*** Records ***

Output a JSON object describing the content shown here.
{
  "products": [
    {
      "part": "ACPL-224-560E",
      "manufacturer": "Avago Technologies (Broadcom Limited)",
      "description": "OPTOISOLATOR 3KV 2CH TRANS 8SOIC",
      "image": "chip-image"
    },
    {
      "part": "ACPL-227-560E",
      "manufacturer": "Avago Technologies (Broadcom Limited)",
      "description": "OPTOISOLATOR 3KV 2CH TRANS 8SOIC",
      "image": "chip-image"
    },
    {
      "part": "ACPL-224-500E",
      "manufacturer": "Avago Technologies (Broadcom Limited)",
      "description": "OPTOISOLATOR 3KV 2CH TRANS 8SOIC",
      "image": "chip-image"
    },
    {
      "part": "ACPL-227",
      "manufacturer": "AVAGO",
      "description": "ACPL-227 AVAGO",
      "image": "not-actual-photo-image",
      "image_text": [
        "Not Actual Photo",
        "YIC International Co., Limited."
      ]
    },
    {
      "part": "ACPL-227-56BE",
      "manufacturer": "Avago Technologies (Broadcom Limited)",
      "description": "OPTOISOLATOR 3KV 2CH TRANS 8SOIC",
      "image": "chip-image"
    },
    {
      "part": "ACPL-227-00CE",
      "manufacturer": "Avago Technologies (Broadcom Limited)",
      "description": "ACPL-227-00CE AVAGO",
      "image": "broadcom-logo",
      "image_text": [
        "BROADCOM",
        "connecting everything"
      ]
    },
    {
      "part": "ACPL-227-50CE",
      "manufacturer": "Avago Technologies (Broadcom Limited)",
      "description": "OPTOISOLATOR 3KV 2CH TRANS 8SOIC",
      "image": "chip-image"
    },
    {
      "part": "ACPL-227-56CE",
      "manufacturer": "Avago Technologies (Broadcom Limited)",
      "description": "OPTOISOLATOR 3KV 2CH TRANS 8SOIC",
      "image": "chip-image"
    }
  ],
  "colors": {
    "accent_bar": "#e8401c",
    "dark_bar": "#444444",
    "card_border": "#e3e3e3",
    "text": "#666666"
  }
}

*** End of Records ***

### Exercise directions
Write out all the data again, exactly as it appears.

### Task result
Output a JSON object describing the content shown here.
{
  "products": [
    {
      "part": "ACPL-224-560E",
      "manufacturer": "Avago Technologies (Broadcom Limited)",
      "description": "OPTOISOLATOR 3KV 2CH TRANS 8SOIC",
      "image": "chip-image"
    },
    {
      "part": "ACPL-227-560E",
      "manufacturer": "Avago Technologies (Broadcom Limited)",
      "description": "OPTOISOLATOR 3KV 2CH TRANS 8SOIC",
      "image": "chip-image"
    },
    {
      "part": "ACPL-224-500E",
      "manufacturer": "Avago Technologies (Broadcom Limited)",
      "description": "OPTOISOLATOR 3KV 2CH TRANS 8SOIC",
      "image": "chip-image"
    },
    {
      "part": "ACPL-227",
      "manufacturer": "AVAGO",
      "description": "ACPL-227 AVAGO",
      "image": "not-actual-photo-image",
      "image_text": [
        "Not Actual Photo",
        "YIC International Co., Limited."
      ]
    },
    {
      "part": "ACPL-227-56BE",
      "manufacturer": "Avago Technologies (Broadcom Limited)",
      "description": "OPTOISOLATOR 3KV 2CH TRANS 8SOIC",
      "image": "chip-image"
    },
    {
      "part": "ACPL-227-00CE",
      "manufacturer": "Avago Technologies (Broadcom Limited)",
      "description": "ACPL-227-00CE AVAGO",
      "image": "broadcom-logo",
      "image_text": [
        "BROADCOM",
        "connecting everything"
      ]
    },
    {
      "part": "ACPL-227-50CE",
      "manufacturer": "Avago Technologies (Broadcom Limited)",
      "description": "OPTOISOLATOR 3KV 2CH TRANS 8SOIC",
      "image": "chip-image"
    },
    {
      "part": "ACPL-227-56CE",
      "manufacturer": "Avago Technologies (Broadcom Limited)",
      "description": "OPTOISOLATOR 3KV 2CH TRANS 8SOIC",
      "image": "chip-image"
    }
  ],
  "colors": {
    "accent_bar": "#e8401c",
    "dark_bar": "#444444",
    "card_border": "#e3e3e3",
    "text": "#666666"
  }
}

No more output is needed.